Assigned task: Retype the records below exactly. Leave nothing out.

Data in this exercise:
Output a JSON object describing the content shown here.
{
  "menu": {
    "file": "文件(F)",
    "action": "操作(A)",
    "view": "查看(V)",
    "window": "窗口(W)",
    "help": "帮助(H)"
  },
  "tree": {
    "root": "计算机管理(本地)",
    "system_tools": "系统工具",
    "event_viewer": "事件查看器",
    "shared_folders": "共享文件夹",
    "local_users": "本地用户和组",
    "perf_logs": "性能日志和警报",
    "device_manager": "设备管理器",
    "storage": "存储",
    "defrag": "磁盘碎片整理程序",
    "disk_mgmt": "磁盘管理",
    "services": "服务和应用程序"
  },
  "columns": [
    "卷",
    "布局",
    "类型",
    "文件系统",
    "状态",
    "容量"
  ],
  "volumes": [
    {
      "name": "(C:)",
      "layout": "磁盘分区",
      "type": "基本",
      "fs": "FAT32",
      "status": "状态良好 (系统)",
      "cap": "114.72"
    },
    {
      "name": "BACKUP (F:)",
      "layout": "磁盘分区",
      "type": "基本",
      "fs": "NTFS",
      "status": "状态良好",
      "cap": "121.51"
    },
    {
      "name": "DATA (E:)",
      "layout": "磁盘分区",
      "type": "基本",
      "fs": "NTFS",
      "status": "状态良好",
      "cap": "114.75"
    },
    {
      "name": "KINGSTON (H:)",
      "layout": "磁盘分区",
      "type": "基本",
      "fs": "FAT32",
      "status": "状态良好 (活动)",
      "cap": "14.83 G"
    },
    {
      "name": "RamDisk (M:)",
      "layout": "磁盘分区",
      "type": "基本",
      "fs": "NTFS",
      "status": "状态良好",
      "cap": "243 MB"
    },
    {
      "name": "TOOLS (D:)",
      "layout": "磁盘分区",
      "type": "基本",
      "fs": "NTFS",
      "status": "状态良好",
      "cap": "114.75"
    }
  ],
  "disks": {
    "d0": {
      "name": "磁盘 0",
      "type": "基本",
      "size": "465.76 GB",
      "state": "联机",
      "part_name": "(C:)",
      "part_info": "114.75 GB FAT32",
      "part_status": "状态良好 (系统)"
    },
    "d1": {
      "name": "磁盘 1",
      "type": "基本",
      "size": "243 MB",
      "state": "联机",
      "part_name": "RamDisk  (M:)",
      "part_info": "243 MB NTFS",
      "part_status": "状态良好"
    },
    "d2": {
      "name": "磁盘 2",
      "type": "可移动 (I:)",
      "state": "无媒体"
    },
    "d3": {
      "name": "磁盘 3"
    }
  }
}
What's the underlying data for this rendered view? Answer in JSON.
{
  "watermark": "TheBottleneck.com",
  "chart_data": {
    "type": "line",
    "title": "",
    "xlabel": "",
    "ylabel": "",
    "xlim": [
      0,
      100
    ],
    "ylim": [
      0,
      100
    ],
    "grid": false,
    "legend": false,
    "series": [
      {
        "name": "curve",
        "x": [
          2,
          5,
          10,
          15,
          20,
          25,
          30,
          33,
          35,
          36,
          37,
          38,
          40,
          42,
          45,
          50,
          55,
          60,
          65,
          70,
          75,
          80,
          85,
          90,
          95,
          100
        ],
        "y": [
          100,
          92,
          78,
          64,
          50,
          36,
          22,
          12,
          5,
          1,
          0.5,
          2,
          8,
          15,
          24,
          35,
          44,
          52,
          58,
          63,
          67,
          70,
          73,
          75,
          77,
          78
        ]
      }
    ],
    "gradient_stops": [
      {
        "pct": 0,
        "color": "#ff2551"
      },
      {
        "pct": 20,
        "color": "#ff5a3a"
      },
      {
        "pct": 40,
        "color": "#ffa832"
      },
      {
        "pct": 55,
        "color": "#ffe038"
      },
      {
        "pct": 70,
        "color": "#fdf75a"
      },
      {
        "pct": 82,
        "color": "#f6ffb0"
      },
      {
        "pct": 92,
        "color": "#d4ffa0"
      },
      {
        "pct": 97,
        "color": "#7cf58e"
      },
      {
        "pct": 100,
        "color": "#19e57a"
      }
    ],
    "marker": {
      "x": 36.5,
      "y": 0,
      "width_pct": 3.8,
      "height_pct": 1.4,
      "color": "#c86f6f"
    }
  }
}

Exercise result:
Output a JSON object describing the content shown here.
{
  "menu": {
    "file": "文件(F)",
    "action": "操作(A)",
    "view": "查看(V)",
    "window": "窗口(W)",
    "help": "帮助(H)"
  },
  "tree": {
    "root": "计算机管理(本地)",
    "system_tools": "系统工具",
    "event_viewer": "事件查看器",
    "shared_folders": "共享文件夹",
    "local_users": "本地用户和组",
    "perf_logs": "性能日志和警报",
    "device_manager": "设备管理器",
    "storage": "存储",
    "defrag": "磁盘碎片整理程序",
    "disk_mgmt": "磁盘管理",
    "services": "服务和应用程序"
  },
  "columns": [
    "卷",
    "布局",
    "类型",
    "文件系统",
    "状态",
    "容量"
  ],
  "volumes": [
    {
      "name": "(C:)",
      "layout": "磁盘分区",
      "type": "基本",
      "fs": "FAT32",
      "status": "状态良好 (系统)",
      "cap": "114.72"
    },
    {
      "name": "BACKUP (F:)",
      "layout": "磁盘分区",
      "type": "基本",
      "fs": "NTFS",
      "status": "状态良好",
      "cap": "121.51"
    },
    {
      "name": "DATA (E:)",
      "layout": "磁盘分区",
      "type": "基本",
      "fs": "NTFS",
      "status": "状态良好",
      "cap": "114.75"
    },
    {
      "name": "KINGSTON (H:)",
      "layout": "磁盘分区",
      "type": "基本",
      "fs": "FAT32",
      "status": "状态良好 (活动)",
      "cap": "14.83 G"
    },
    {
      "name": "RamDisk (M:)",
      "layout": "磁盘分区",
      "type": "基本",
      "fs": "NTFS",
      "status": "状态良好",
      "cap": "243 MB"
    },
    {
      "name": "TOOLS (D:)",
      "layout": "磁盘分区",
      "type": "基本",
      "fs": "NTFS",
      "status": "状态良好",
      "cap": "114.75"
    }
  ],
  "disks": {
    "d0": {
      "name": "磁盘 0",
      "type": "基本",
      "size": "465.76 GB",
      "state": "联机",
      "part_name": "(C:)",
      "part_info": "114.75 GB FAT32",
      "part_status": "状态良好 (系统)"
    },
    "d1": {
      "name": "磁盘 1",
      "type": "基本",
      "size": "243 MB",
      "state": "联机",
      "part_name": "RamDisk  (M:)",
      "part_info": "243 MB NTFS",
      "part_status": "状态良好"
    },
    "d2": {
      "name": "磁盘 2",
      "type": "可移动 (I:)",
      "state": "无媒体"
    },
    "d3": {
      "name": "磁盘 3"
    }
  }
}
What's the underlying data for this rendered view? Answer in JSON.
{
  "watermark": "TheBottleneck.com",
  "chart_data": {
    "type": "line",
    "title": "",
    "xlabel": "",
    "ylabel": "",
    "xlim": [
      0,
      100
    ],
    "ylim": [
      0,
      100
    ],
    "grid": false,
    "legend": false,
    "series": [
      {
        "name": "curve",
        "x": [
          2,
          5,
          10,
          15,
          20,
          25,
          30,
          33,
          35,
          36,
          37,
          38,
          40,
          42,
          45,
          50,
          55,
          60,
          65,
          70,
          75,
          80,
          85,
          90,
          95,
          100
        ],
        "y": [
          100,
          92,
          78,
          64,
          50,
          36,
          22,
          12,
          5,
          1,
          0.5,
          2,
          8,
          15,
          24,
          35,
          44,
          52,
          58,
          63,
          67,
          70,
          73,
          75,
          77,
          78
        ]
      }
    ],
    "gradient_stops": [
      {
        "pct": 0,
        "color": "#ff2551"
      },
      {
        "pct": 20,
        "color": "#ff5a3a"
      },
      {
        "pct": 40,
        "color": "#ffa832"
      },
      {
        "pct": 55,
        "color": "#ffe038"
      },
      {
        "pct": 70,
        "color": "#fdf75a"
      },
      {
        "pct": 82,
        "color": "#f6ffb0"
      },
      {
        "pct": 92,
        "color": "#d4ffa0"
      },
      {
        "pct": 97,
        "color": "#7cf58e"
      },
      {
        "pct": 100,
        "color": "#19e57a"
      }
    ],
    "marker": {
      "x": 36.5,
      "y": 0,
      "width_pct": 3.8,
      "height_pct": 1.4,
      "color": "#c86f6f"
    }
  }
}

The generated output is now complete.